WHAT TO DO =>
Find every line of the records that has "structured" and return it.

EXTRACTED MATERIAL =>
········

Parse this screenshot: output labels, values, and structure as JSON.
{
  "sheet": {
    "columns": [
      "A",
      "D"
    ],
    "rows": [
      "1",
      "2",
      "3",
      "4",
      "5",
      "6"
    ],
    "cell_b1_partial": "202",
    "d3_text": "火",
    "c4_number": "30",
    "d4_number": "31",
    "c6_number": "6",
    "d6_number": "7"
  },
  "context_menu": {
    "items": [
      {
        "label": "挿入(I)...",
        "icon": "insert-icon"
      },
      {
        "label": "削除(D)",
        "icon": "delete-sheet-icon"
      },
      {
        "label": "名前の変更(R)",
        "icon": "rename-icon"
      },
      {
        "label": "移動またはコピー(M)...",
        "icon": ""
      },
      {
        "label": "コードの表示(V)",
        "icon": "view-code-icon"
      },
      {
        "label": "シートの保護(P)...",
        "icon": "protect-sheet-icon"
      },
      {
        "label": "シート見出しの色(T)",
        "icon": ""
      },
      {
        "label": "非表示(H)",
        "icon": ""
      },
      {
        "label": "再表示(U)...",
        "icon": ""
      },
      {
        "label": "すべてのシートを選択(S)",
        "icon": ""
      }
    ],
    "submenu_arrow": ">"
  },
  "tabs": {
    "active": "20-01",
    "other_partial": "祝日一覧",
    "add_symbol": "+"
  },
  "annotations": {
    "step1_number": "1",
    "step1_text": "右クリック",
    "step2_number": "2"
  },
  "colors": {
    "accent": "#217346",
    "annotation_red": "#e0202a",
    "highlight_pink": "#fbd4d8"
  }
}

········

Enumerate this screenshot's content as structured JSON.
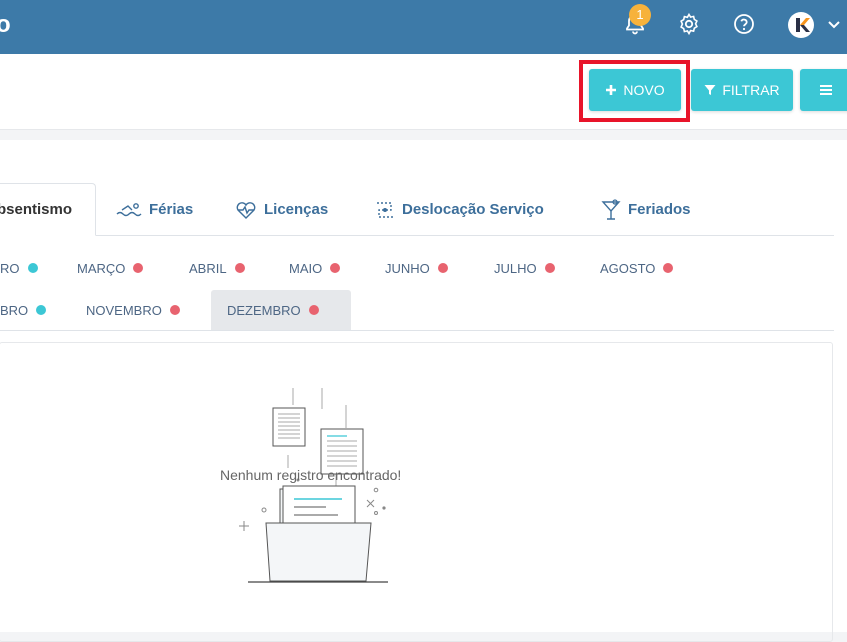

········

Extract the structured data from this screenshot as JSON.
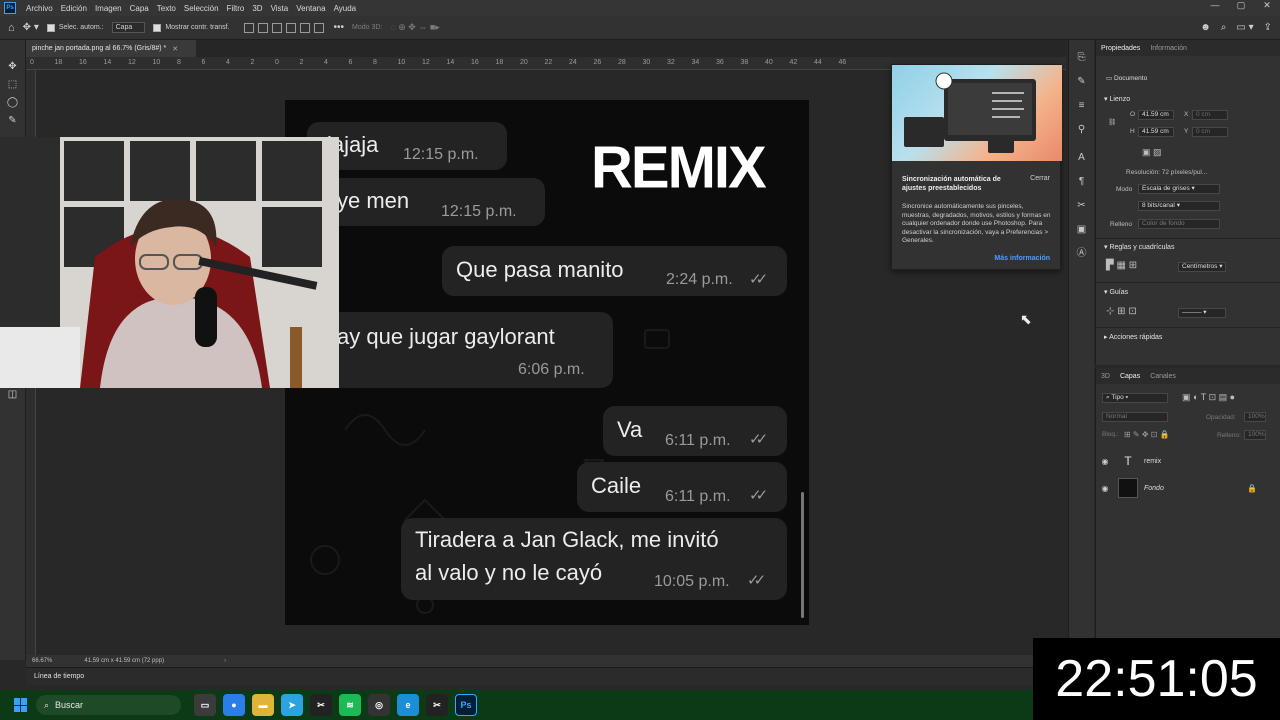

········

THE COMPLETED TASK =>
Enumerate this screenshot's content as structured JSON.
Extract the structured data from this screenshot as JSON.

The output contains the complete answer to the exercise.